Finding a path without making cuts
The country needs e12bn by 2013 -- a goal well within our means without having to obey the 'GDP idiots', writes Marc Coleman
THE events of Friday night have turned our budgetary crisis from a national and European affair, into a global one. The possibility of an Irish default means a shaky euro, and a shaky euro raises the risk of something economists fear greatly: a currency war that could cause a double-dip global recession.
A fortnight ago, this column argued that our budgetary correction would be around €12bn rather than €15bn. Last Tuesday Olli Rehn also implied the €15bn figure could be too high. But we must find at least €12bn by 2013. So, although debating global events is tempting, we can't control them. Instead, we must debate and decide where to find that sum by 2013.

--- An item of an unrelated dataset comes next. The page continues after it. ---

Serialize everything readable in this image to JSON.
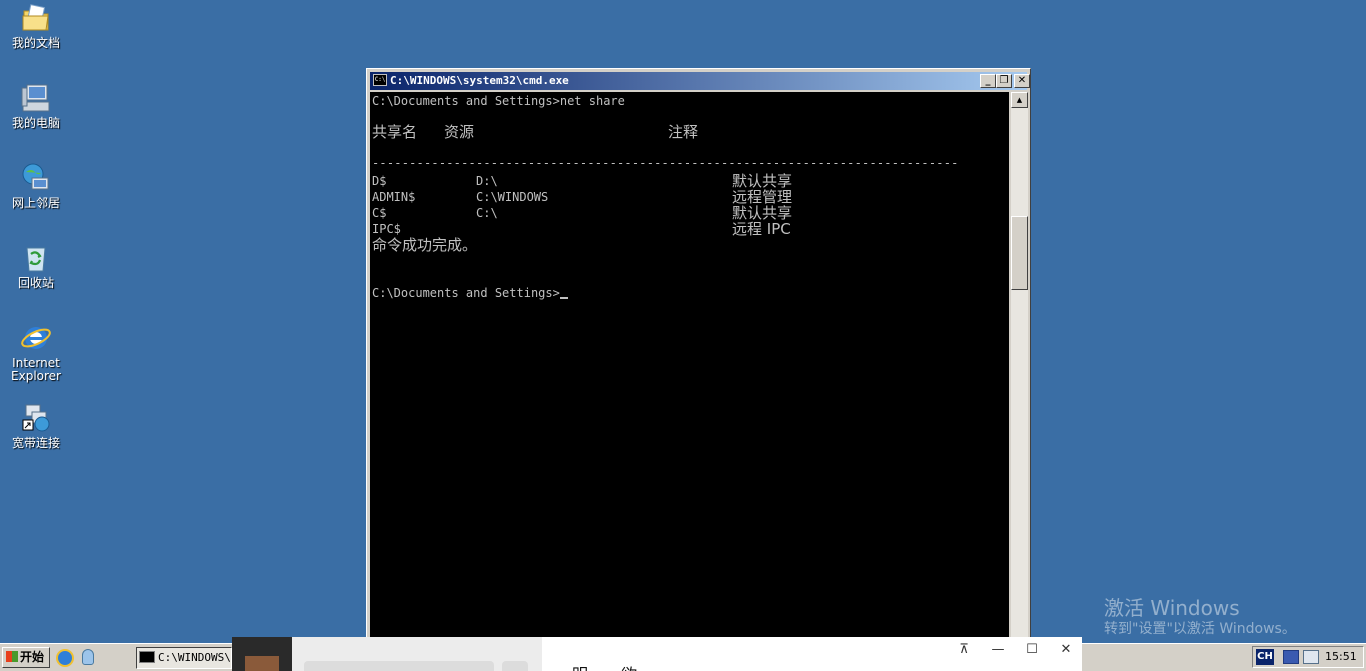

In the coming week, and on the website www.nationalalliance.ie, a plan and accompanying forecast to reduce our deficit to 3 per cent of GDP by 2014 and eliminate current borrowing by 2016 will be published. Headline-grabbing policies -- cutting welfare or public sector job cuts -- will be avoided. Instead thought-out and strategically sequenced measures will be detailed so that if the adjustment really is larger than e12bn, tax hikes and welfare cuts will only occur in 2014 after more deserving savings are made.